We won't move forward by applauding failure
Published 20/10/2015 | 00:00
Another Rugby World Cup, another abject failure for the Irish rugby team.
Despite all the 'boys did us proud' claptrap that the more forgiving fans tend to spout, that's exactly what it was --an unequivocal failure.
All we managed during a sub-standard tournament for the Irish was the expected drubbings of the cannon fodder and a laboured victory over a limited Italian side, before our one glimmer of light when we put the fickle French to the sword.
However, after watching their no-show against the All Blacks you could safely say that it's the worst French team in living memory with a clueless coach, and it's obvious that the money-fuelled Top 14 league has stolen the soul of the game in the Gallic nation.
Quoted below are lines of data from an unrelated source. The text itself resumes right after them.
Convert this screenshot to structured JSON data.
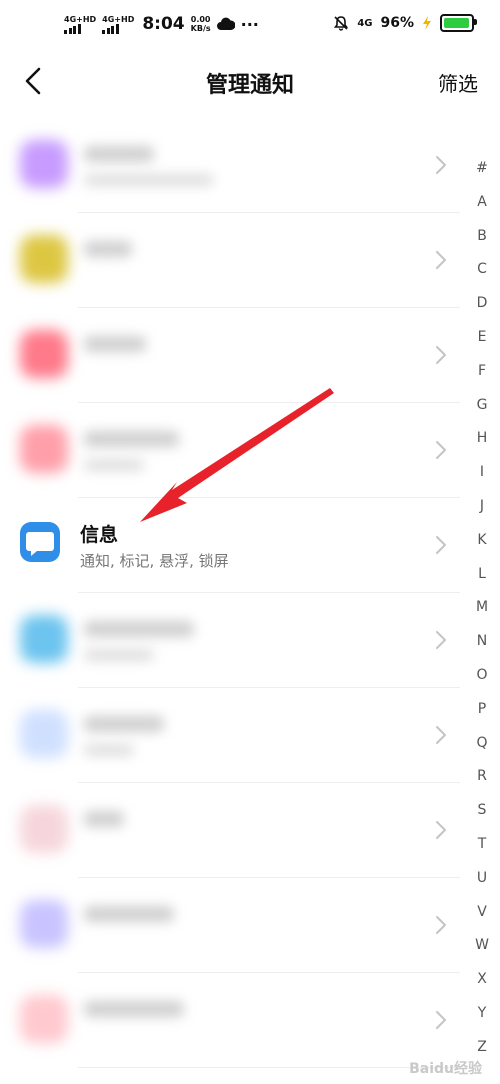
{
  "status_bar": {
    "net1": "4G+HD",
    "net2": "4G+HD",
    "time": "8:04",
    "speed_value": "0.00",
    "speed_unit": "KB/s",
    "more": "···",
    "net_right": "4G",
    "battery_text": "96%",
    "battery_level": 0.96
  },
  "header": {
    "title": "管理通知",
    "filter_label": "筛选"
  },
  "list": {
    "rows": [
      {
        "type": "blurred",
        "color": "#c79bff"
      },
      {
        "type": "blurred",
        "color": "#ddc742"
      },
      {
        "type": "blurred",
        "color": "#ff7a8a"
      },
      {
        "type": "blurred",
        "color": "#ff9fa9"
      },
      {
        "type": "app",
        "name": "信息",
        "subtitle": "通知, 标记, 悬浮, 锁屏"
      },
      {
        "type": "blurred",
        "color": "#6cc4ef"
      },
      {
        "type": "blurred",
        "color": "#cfe0ff"
      },
      {
        "type": "blurred",
        "color": "#f6d6dc"
      },
      {
        "type": "blurred",
        "color": "#c9c4ff"
      },
      {
        "type": "blurred",
        "color": "#ffc9cf"
      }
    ]
  },
  "alphabet": [
    "#",
    "A",
    "B",
    "C",
    "D",
    "E",
    "F",
    "G",
    "H",
    "I",
    "J",
    "K",
    "L",
    "M",
    "N",
    "O",
    "P",
    "Q",
    "R",
    "S",
    "T",
    "U",
    "V",
    "W",
    "X",
    "Y",
    "Z"
  ],
  "watermark": "Baidu经验",
  "colors": {
    "accent_arrow": "#e8222a",
    "app_icon": "#2f8fe8",
    "battery_fill": "#2ecc40"
  }
}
It would be easy to roll out the predictable excuses about injuries and losing talismanic leaders from the squad, but the truth is we're just not good enough and Argentina cruelly exposed our limitations with an impressive display of force and flair.
The warning signs were clearly there when England were dismantled by Australia with military-like precision. We may have pipped Stuart Lancaster's men to a couple of Six Nations championships but we are pretty much on a par with the World Cup hosts and their demise clearly illustrated the enormity of our task.
The Wallabies may have survived by the skin of their teeth against a brave Scotland side but, unlike the ruthless All Blacks, they have a habit of taking teams for granted and given the correct application would have won the game comfortably, instead of falling over the line.
The Irish rugby team normally gets an easy time when it comes to criticism but to never win a knockout game in the World Cup is nothing short of shocking, and we couldn't have asked for a more favourable draw than this time around. When you consider that New Zealand, Australia, South Africa, Argentina, England, Ireland, Wales, France and at a push Scotland are the only half decent sides playing the game, never reaching the semi-finals is simply not good enough.
It's impossible to argue against the belief that we just don't show up for the big occasion and our lack of ambition and the one-dimensional nature of our play was blindingly obvious on Sunday.
Of course, the eternally happy back-patters will argue that we've managed to win the ones that matter in the Six Nations, but sadly in comparison to the Rugby Championship down under, it's more like an all-weather handicap around Wolverhampton than the Epsom Derby.
The southern hemisphere teams play a far more attractive and expansive game that encourages skill and deft play and doesn't just rely on brute force.
The quick hands and off-loads produced by the All Blacks would have you oohing and aahing and if most of our squad, or any other northern hemisphere players for that matter, tried it they would rupture something and end up in A&E.
It's probably no coincidence that the four semi-finalists haven't been ravaged by injury to the same extent as their European rivals given that they let the ball do most of the work instead of mindlessly and repeatedly running into blind alleys and kicking the ball into the high heavens and leaping like hopeful gazelles into the air and praying that they get the right bounce of the oval ball.
Ireland may be good enough to win the Six Nations, but like it or not, it is just a regional tournament.
It's always a fine achievement to win it but as we've been brutally reminded at the weekend, despite world rankings telling us otherwise, it's far from an accurate reflection of where we stand in the game globally.
Argentina have shown that it's possible to improve rapidly when you're playing the best regularly so instead of laughing at England's demise we need to see them getting back to their world-beating best sooner rather than later, as the only way Ireland can improve is if the Six Nations as whole is on an upward curve.
To that end, we also need France to start taking the Six Nations seriously again and getting back to the beautiful care-free brand of rugby that we all fell in love with, where they would attack from all angles and run the ball from anywhere, even behind their own try line.
We've a long way to go to punch on level weights on a world stage but for now, instead of applauding failure, we have to take a long, hard look at why things went so badly askew, and try our damnedest to put it right.